These are the truth tellers. Every hero and heroine needs one. Someone who can help them up, dust them off, and reveal the lies the enemy has dumped all over them.
Storm the Castle and learn what we can now do that we couldn’t do at the beginning.
Now, it is time to storm the castle and rescue the damsel, or regain the priceless heirloom, or break the bad guys’ hold. We must rally our forces, pray for blessings and guidance holding aloft the sword of the spirit and refuse to relinquish our quest for publication. In doing this we have our epiphany and learn what it is we can now do, that we couldn’t do at the beginning of the story. Hopefully, that is write better, understand the business of writing better, and a whole host of other things. All that is left is the satisfying ending.
Conferences, contests, continued forward motion

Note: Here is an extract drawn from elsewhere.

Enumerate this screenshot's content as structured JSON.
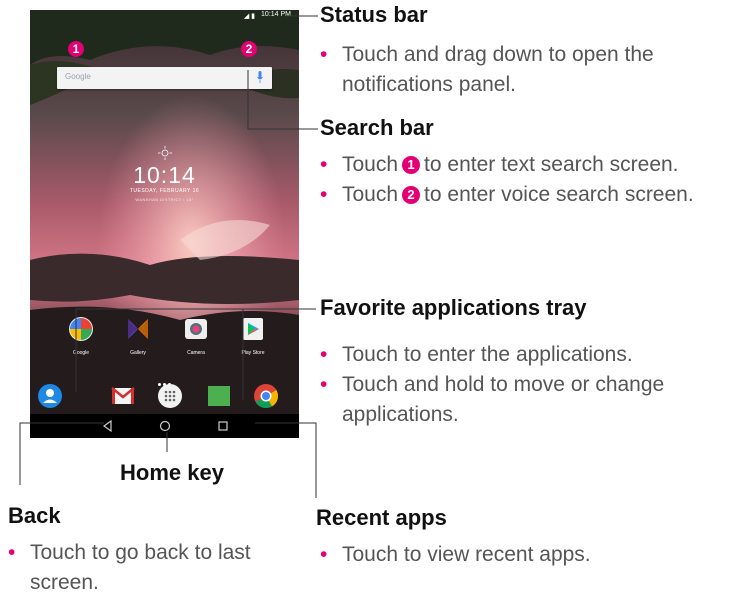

I attended my first writing conference at Taylor University. I went in rather blind, unsure and unaware of what I’d find. I came out with more friends, knowledge, and experiences than when I went in. I pitched my book for the first time, having learned to create a One Sheet – an advertisement of sorts. This small conference spring-boarded me into my first ginormous conference in Nashville––ACFW. Again, I made friends, stared at and even got pictures with, some of my favorite authors, pitched my story and learned sooo much about writing and the business of writing.
I just attended my third ACFW conference, this one virtual unfortunately, pitched my book, and received a request to share several chapters and a synopsis with an agent. Whether or not she extends an offer of representation, I have been affirmed. I refuse to wallow in the lies that I am not good enough, or smart enough, or talented enough to become published. I am following God’s will. He made me a writer, and as long as he wants me to pursue this journey, I intend to continue. I believe I will gain representation and become published when the timing is right.
In the meantime, I build up my newsletter list. Join here for writing/publishing updates, book recommendations, occasional freebies, and more. I continue to blog, add followers on Twitter, Instagram, and practice my craft by submitting work to contests for professional feedback and to my crit group. Every Thursday, I tune in to the PepTalk presented by Novel Academy that teaches about some aspect of writing or the writer’s life. I also read other blogs or listen to podcasts to learn more. There is a list of podcasts and blogs at the end of this post that I have found helpful. There are many others as well that I don’t know about. Google is your friend here.
As I write this, I’m hunting for a craft partner. A person who will work with me and I with her/him to brainstorm, figure out plotting issues, make suggestions, read each other’s work, and give career advice. This is a huge commitment and another step toward my satisfying ending where my published book is sitting on a shelf at the local library and Barnes and Noble, as well as a virtual shelf on Amazon and readers’ e-readers, and my own shelf at home.
I hope this series has been helpful and encouraging. If you have any questions or advise to add, please comment or send me an email. I’d love to hear from you! Share with anyone who may benefit from these words.
Helpful Blogs, Podcasts, and craft books
- Novel Marketing podcast by Thomas Umstattd, Jr. Tips on all things marketing
- Author Media blog by Thomas Umstattd, Jr. Tips on all things writing and author-related
- Helping Writers Become Authors by K. M. Weiland Writing advice, tips, many writing books
- Learn How to Write a Novel blog More writing tips and advice from various authors
- The Story Equation by Susan May Warren
- Creating Character Arcs by K. M. Weiland
- The Emotion Thesaurus (and others) by Angela Ackerman
- Save the Cat Writes a Novel by Jessica Brody
- The Emotional Craft of Fiction by Donald Maass
- On Writing: A Memoir of the Craft by Stephen King
- And so many more!!